“The new CMS star ratings program is confusing for patients and families trying to choose the best hospital to meet their healthcare needs,” responded AHA President and CEO Rick Pollack. “Healthcare consumers making critical decisions about their care cannot be expected to rely on a rating system that raises far more questions than answers. And it adds yet another to a long list of conflicting rating and ranking systems … We want to work with CMS and the Congress to fix the hospital star ratings so that it is helpful and useful to both patients and the hospitals that treat them.”
Earlier this month, the AHA and other industry groups urged CMS to share additional information with the healthcare industry and the public about how accurately the overall hospital quality star ratings portray hospital performance. They also asked the federal government to either work with hospitals to validate the methodology or continue to withhold publication of the ratings.
The AHA said its concerns about the flawed data are based on an analysis by an independent expert.
Release of the ratings were delayed in April after a bipartisan majority of both houses of Congress urged that action, asking CMS to work with the hospital field to ensure the ratings are fair and reliable.

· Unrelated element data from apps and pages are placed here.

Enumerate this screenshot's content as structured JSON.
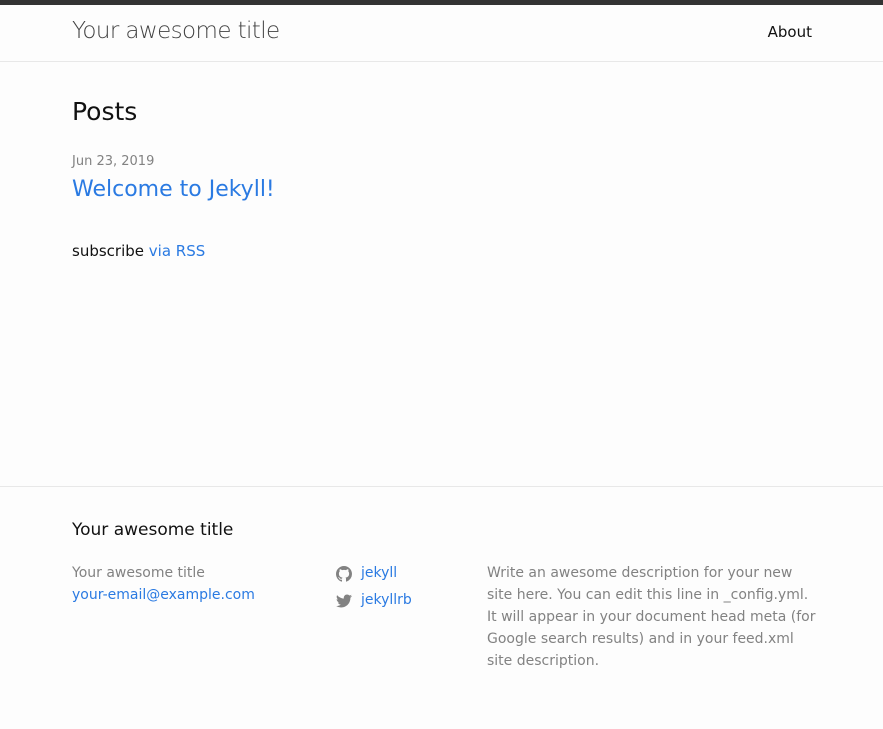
{
  "header": {
    "site_title": "Your awesome title",
    "nav": [
      {
        "label": "About"
      }
    ]
  },
  "main": {
    "heading": "Posts",
    "posts": [
      {
        "date": "Jun 23, 2019",
        "title": "Welcome to Jekyll!"
      }
    ],
    "rss": {
      "prefix": "subscribe",
      "link_label": "via RSS"
    }
  },
  "footer": {
    "heading": "Your awesome title",
    "site_name": "Your awesome title",
    "email": "your-email@example.com",
    "social": [
      {
        "icon": "github-icon",
        "label": "jekyll"
      },
      {
        "icon": "twitter-icon",
        "label": "jekyllrb"
      }
    ],
    "description": "Write an awesome description for your new site here. You can edit this line in _config.yml. It will appear in your document head meta (for Google search results) and in your feed.xml site description."
  },
  "colors": {
    "link": "#2a7ae2",
    "meta_grey": "#828282",
    "header_border": "#333333"
  }
}
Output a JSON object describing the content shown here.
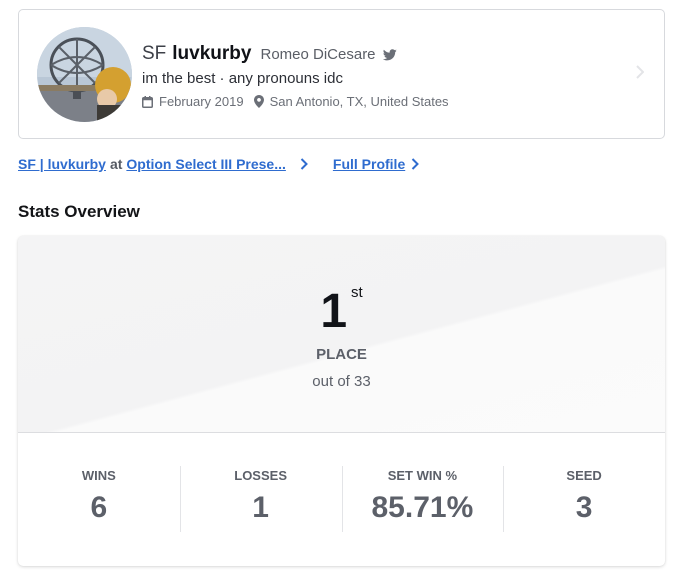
{
  "profile": {
    "prefix": "SF",
    "gamertag": "luvkurby",
    "real_name": "Romeo DiCesare",
    "bio": "im the best · any pronouns idc",
    "joined": "February 2019",
    "location": "San Antonio, TX, United States",
    "icons": [
      "avatar",
      "twitter-icon",
      "calendar-icon",
      "location-pin-icon",
      "chevron-right-icon"
    ]
  },
  "links": {
    "player_link": "SF | luvkurby",
    "at": "at",
    "event_link": "Option Select III Prese...",
    "full_profile": "Full Profile"
  },
  "stats": {
    "section_title": "Stats Overview",
    "place_number": "1",
    "place_suffix": "st",
    "place_label": "PLACE",
    "place_sub": "out of 33",
    "items": [
      {
        "label": "WINS",
        "value": "6"
      },
      {
        "label": "LOSSES",
        "value": "1"
      },
      {
        "label": "SET WIN %",
        "value": "85.71%"
      },
      {
        "label": "SEED",
        "value": "3"
      }
    ]
  },
  "colors": {
    "link": "#2f6ccf",
    "muted": "#5c6069",
    "border": "#d7d9dd"
  }
}
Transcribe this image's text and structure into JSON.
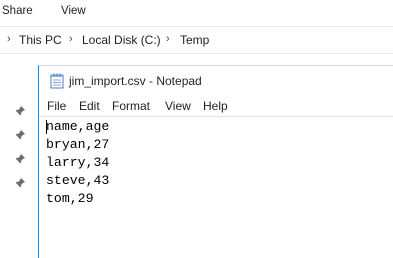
{
  "ribbon": {
    "tabs": [
      {
        "label": "Share"
      },
      {
        "label": "View"
      }
    ]
  },
  "address_bar": {
    "separator": "›",
    "crumbs": [
      "This PC",
      "Local Disk (C:)",
      "Temp"
    ]
  },
  "notepad": {
    "title": "jim_import.csv - Notepad",
    "menu": [
      "File",
      "Edit",
      "Format",
      "View",
      "Help"
    ],
    "lines": [
      "name,age",
      "bryan,27",
      "larry,34",
      "steve,43",
      "tom,29"
    ]
  },
  "colors": {
    "window_border": "#3e7bbf",
    "pin": "#6d6d6d",
    "text": "#1f1f1f"
  }
}
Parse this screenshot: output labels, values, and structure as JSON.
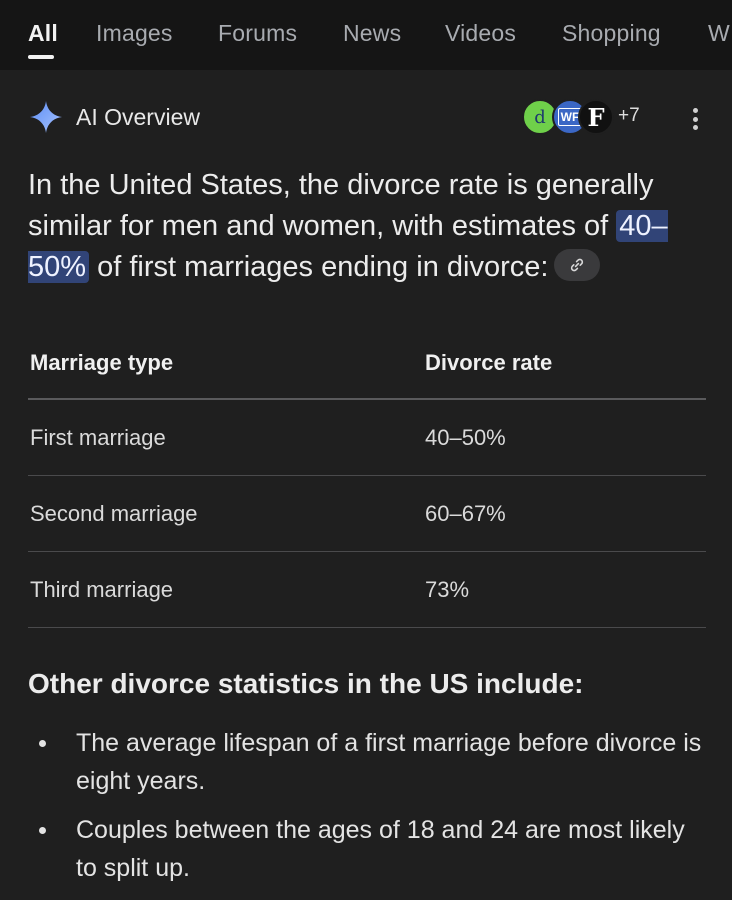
{
  "tabs": [
    {
      "label": "All",
      "active": true
    },
    {
      "label": "Images"
    },
    {
      "label": "Forums"
    },
    {
      "label": "News"
    },
    {
      "label": "Videos"
    },
    {
      "label": "Shopping"
    },
    {
      "label": "W"
    }
  ],
  "ai_overview": {
    "title": "AI Overview",
    "sources": [
      {
        "label": "d",
        "color": "#6fd04a"
      },
      {
        "label": "WF",
        "color": "#3b67c5"
      },
      {
        "label": "F",
        "color": "#111111"
      }
    ],
    "more_count": "+7",
    "summary_before": "In the United States, the divorce rate is generally similar for men and women, with estimates of ",
    "summary_highlight": "40–50%",
    "summary_after": " of first marriages ending in divorce:"
  },
  "table": {
    "headers": [
      "Marriage type",
      "Divorce rate"
    ],
    "rows": [
      [
        "First marriage",
        "40–50%"
      ],
      [
        "Second marriage",
        "60–67%"
      ],
      [
        "Third marriage",
        "73%"
      ]
    ]
  },
  "other_stats": {
    "heading": "Other divorce statistics in the US include:",
    "items": [
      "The average lifespan of a first marriage before divorce is eight years.",
      "Couples between the ages of 18 and 24 are most likely to split up."
    ]
  },
  "colors": {
    "background": "#1f1f1f",
    "tabbar": "#151515",
    "highlight": "#314477",
    "sparkle": "#8ab4f8"
  }
}
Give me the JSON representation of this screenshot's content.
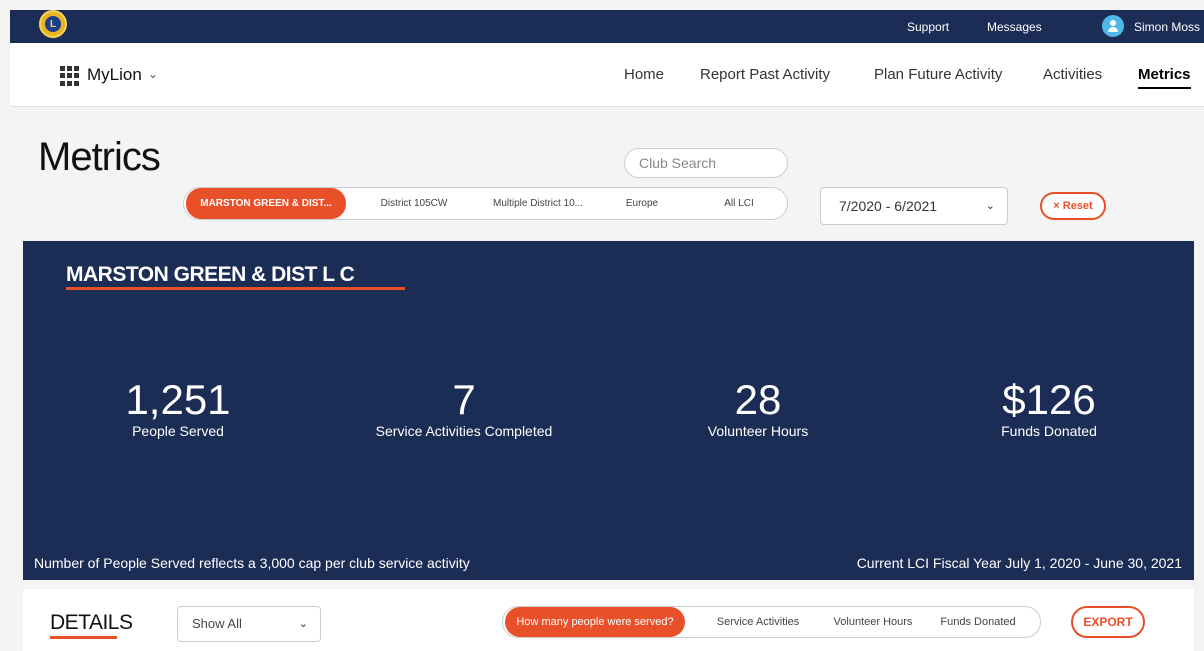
{
  "topbar": {
    "logo_text": "L",
    "support": "Support",
    "messages": "Messages",
    "user_name": "Simon Moss"
  },
  "nav": {
    "brand": "MyLion",
    "brand_chevron": "⌄",
    "items": [
      "Home",
      "Report Past Activity",
      "Plan Future Activity",
      "Activities",
      "Metrics"
    ],
    "active": "Metrics"
  },
  "page": {
    "title": "Metrics",
    "club_search_placeholder": "Club Search",
    "scope_tabs": [
      "MARSTON GREEN & DIST...",
      "District 105CW",
      "Multiple District 10...",
      "Europe",
      "All LCI"
    ],
    "scope_active": "MARSTON GREEN & DIST...",
    "fiscal_period": "7/2020 - 6/2021",
    "reset_label": "× Reset"
  },
  "panel": {
    "club_name": "MARSTON GREEN & DIST L C",
    "stats": [
      {
        "value": "1,251",
        "label": "People Served"
      },
      {
        "value": "7",
        "label": "Service Activities Completed"
      },
      {
        "value": "28",
        "label": "Volunteer Hours"
      },
      {
        "value": "$126",
        "label": "Funds Donated"
      }
    ],
    "footnote_left": "Number of People Served reflects a 3,000 cap per club service activity",
    "footnote_right": "Current LCI Fiscal Year July 1, 2020 - June 30, 2021"
  },
  "details": {
    "title": "DETAILS",
    "filter_value": "Show All",
    "tabs": [
      "How many people were served?",
      "Service Activities",
      "Volunteer Hours",
      "Funds Donated"
    ],
    "tab_active": "How many people were served?",
    "export_label": "EXPORT"
  },
  "colors": {
    "navy": "#1b2d55",
    "accent": "#e8502a"
  }
}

CMS maintains in a press release that it met all of those objections, noting, “Today’s update comes after substantive discussions with hospitals and other stakeholders to review the Overall Hospital Quality Star Rating’s methodology.”
Kate Goodrich, MD, MHS, Director of Center for Clinical Standards and Quality, said in a blog that, during the delay, the agency conducted significant outreach and education to hospitals to understand their concerns and directly answer questions.
Star ratings are based on 64 individual measures, including death, infection rates, and patient reviews, and CMS said specialized and "cutting-edge care," such as the latest cancer treatments, were not reflected in the ratings.
The rating system has been criticized for penalizing hospitals that treat patients with low socioeconomic status or multiple complex chronic conditions. The result is that some of the most highly rated hospitals performing complex procedures and treating the sickest patients often are ranked low on the five-star scale.
In fact, just 102 hospitals received the top rating of five stars, and that list didn’t include some of the institutions receiving highest ratings elsewhere, such as Massachusetts General Hospital in Boston, which was at the top of U.S. News & World Report’s Honor Roll of Best Hospitals.